DATA TO PROCESS:
_ _ _ _
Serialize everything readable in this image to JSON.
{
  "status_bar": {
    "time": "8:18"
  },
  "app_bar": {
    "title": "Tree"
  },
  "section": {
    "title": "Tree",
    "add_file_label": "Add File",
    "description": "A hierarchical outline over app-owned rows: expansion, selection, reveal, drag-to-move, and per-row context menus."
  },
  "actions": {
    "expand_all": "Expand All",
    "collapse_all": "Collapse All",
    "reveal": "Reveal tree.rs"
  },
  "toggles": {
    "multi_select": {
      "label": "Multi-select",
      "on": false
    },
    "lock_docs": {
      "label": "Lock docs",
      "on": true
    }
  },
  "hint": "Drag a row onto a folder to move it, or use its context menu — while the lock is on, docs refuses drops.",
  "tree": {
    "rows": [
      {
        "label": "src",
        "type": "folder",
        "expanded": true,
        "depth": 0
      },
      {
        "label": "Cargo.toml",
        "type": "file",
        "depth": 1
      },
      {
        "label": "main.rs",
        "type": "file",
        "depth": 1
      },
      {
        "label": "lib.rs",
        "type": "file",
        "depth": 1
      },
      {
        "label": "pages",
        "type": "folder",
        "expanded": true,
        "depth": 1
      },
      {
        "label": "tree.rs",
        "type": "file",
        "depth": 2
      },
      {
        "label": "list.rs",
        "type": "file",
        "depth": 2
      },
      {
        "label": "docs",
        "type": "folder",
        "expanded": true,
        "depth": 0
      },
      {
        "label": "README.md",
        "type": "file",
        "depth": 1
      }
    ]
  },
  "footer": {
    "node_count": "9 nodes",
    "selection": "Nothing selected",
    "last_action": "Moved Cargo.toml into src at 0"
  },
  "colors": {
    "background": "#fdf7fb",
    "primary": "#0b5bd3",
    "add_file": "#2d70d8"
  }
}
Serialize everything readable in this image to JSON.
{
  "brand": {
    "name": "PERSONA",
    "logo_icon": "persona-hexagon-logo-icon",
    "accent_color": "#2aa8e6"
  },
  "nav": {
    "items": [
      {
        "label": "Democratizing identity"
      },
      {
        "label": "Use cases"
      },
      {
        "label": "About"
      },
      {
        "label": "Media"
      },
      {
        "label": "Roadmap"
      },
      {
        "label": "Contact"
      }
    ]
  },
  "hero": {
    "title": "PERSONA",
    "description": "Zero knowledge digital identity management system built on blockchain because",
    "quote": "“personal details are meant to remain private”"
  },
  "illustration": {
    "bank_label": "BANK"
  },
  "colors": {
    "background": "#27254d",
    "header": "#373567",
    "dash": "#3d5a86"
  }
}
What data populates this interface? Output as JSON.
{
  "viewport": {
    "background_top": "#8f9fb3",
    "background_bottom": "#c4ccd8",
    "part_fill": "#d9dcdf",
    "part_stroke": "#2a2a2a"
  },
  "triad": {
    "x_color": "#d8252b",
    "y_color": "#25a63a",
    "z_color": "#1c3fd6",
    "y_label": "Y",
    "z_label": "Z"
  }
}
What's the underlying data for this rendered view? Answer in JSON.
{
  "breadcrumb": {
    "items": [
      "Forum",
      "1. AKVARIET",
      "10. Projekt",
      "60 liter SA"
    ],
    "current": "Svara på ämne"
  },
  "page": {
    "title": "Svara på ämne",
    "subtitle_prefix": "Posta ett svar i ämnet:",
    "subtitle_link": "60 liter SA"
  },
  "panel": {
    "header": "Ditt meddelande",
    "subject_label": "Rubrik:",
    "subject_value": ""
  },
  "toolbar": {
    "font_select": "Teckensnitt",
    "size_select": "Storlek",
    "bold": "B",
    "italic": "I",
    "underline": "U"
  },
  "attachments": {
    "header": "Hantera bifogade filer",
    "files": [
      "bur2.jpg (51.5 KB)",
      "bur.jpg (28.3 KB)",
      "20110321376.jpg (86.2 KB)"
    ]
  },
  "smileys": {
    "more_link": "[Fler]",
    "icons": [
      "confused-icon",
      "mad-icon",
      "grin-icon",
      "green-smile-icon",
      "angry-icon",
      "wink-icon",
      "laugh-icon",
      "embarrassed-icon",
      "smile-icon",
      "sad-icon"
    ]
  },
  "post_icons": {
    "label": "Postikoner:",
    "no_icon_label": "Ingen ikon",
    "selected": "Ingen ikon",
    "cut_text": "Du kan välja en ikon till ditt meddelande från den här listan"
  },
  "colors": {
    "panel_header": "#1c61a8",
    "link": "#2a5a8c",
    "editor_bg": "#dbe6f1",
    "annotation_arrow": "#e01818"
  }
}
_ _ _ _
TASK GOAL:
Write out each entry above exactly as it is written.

EXERCISE SOLUTION:
Serialize everything readable in this image to JSON.
{
  "status_bar": {
    "time": "8:18"
  },
  "app_bar": {
    "title": "Tree"
  },
  "section": {
    "title": "Tree",
    "add_file_label": "Add File",
    "description": "A hierarchical outline over app-owned rows: expansion, selection, reveal, drag-to-move, and per-row context menus."
  },
  "actions": {
    "expand_all": "Expand All",
    "collapse_all": "Collapse All",
    "reveal": "Reveal tree.rs"
  },
  "toggles": {
    "multi_select": {
      "label": "Multi-select",
      "on": false
    },
    "lock_docs": {
      "label": "Lock docs",
      "on": true
    }
  },
  "hint": "Drag a row onto a folder to move it, or use its context menu — while the lock is on, docs refuses drops.",
  "tree": {
    "rows": [
      {
        "label": "src",
        "type": "folder",
        "expanded": true,
        "depth": 0
      },
      {
        "label": "Cargo.toml",
        "type": "file",
        "depth": 1
      },
      {
        "label": "main.rs",
        "type": "file",
        "depth": 1
      },
      {
        "label": "lib.rs",
        "type": "file",
        "depth": 1
      },
      {
        "label": "pages",
        "type": "folder",
        "expanded": true,
        "depth": 1
      },
      {
        "label": "tree.rs",
        "type": "file",
        "depth": 2
      },
      {
        "label": "list.rs",
        "type": "file",
        "depth": 2
      },
      {
        "label": "docs",
        "type": "folder",
        "expanded": true,
        "depth": 0
      },
      {
        "label": "README.md",
        "type": "file",
        "depth": 1
      }
    ]
  },
  "footer": {
    "node_count": "9 nodes",
    "selection": "Nothing selected",
    "last_action": "Moved Cargo.toml into src at 0"
  },
  "colors": {
    "background": "#fdf7fb",
    "primary": "#0b5bd3",
    "add_file": "#2d70d8"
  }
}
Serialize everything readable in this image to JSON.
{
  "brand": {
    "name": "PERSONA",
    "logo_icon": "persona-hexagon-logo-icon",
    "accent_color": "#2aa8e6"
  },
  "nav": {
    "items": [
      {
        "label": "Democratizing identity"
      },
      {
        "label": "Use cases"
      },
      {
        "label": "About"
      },
      {
        "label": "Media"
      },
      {
        "label": "Roadmap"
      },
      {
        "label": "Contact"
      }
    ]
  },
  "hero": {
    "title": "PERSONA",
    "description": "Zero knowledge digital identity management system built on blockchain because",
    "quote": "“personal details are meant to remain private”"
  },
  "illustration": {
    "bank_label": "BANK"
  },
  "colors": {
    "background": "#27254d",
    "header": "#373567",
    "dash": "#3d5a86"
  }
}
What data populates this interface? Output as JSON.
{
  "viewport": {
    "background_top": "#8f9fb3",
    "background_bottom": "#c4ccd8",
    "part_fill": "#d9dcdf",
    "part_stroke": "#2a2a2a"
  },
  "triad": {
    "x_color": "#d8252b",
    "y_color": "#25a63a",
    "z_color": "#1c3fd6",
    "y_label": "Y",
    "z_label": "Z"
  }
}
What's the underlying data for this rendered view? Answer in JSON.
{
  "breadcrumb": {
    "items": [
      "Forum",
      "1. AKVARIET",
      "10. Projekt",
      "60 liter SA"
    ],
    "current": "Svara på ämne"
  },
  "page": {
    "title": "Svara på ämne",
    "subtitle_prefix": "Posta ett svar i ämnet:",
    "subtitle_link": "60 liter SA"
  },
  "panel": {
    "header": "Ditt meddelande",
    "subject_label": "Rubrik:",
    "subject_value": ""
  },
  "toolbar": {
    "font_select": "Teckensnitt",
    "size_select": "Storlek",
    "bold": "B",
    "italic": "I",
    "underline": "U"
  },
  "attachments": {
    "header": "Hantera bifogade filer",
    "files": [
      "bur2.jpg (51.5 KB)",
      "bur.jpg (28.3 KB)",
      "20110321376.jpg (86.2 KB)"
    ]
  },
  "smileys": {
    "more_link": "[Fler]",
    "icons": [
      "confused-icon",
      "mad-icon",
      "grin-icon",
      "green-smile-icon",
      "angry-icon",
      "wink-icon",
      "laugh-icon",
      "embarrassed-icon",
      "smile-icon",
      "sad-icon"
    ]
  },
  "post_icons": {
    "label": "Postikoner:",
    "no_icon_label": "Ingen ikon",
    "selected": "Ingen ikon",
    "cut_text": "Du kan välja en ikon till ditt meddelande från den här listan"
  },
  "colors": {
    "panel_header": "#1c61a8",
    "link": "#2a5a8c",
    "editor_bg": "#dbe6f1",
    "annotation_arrow": "#e01818"
  }
}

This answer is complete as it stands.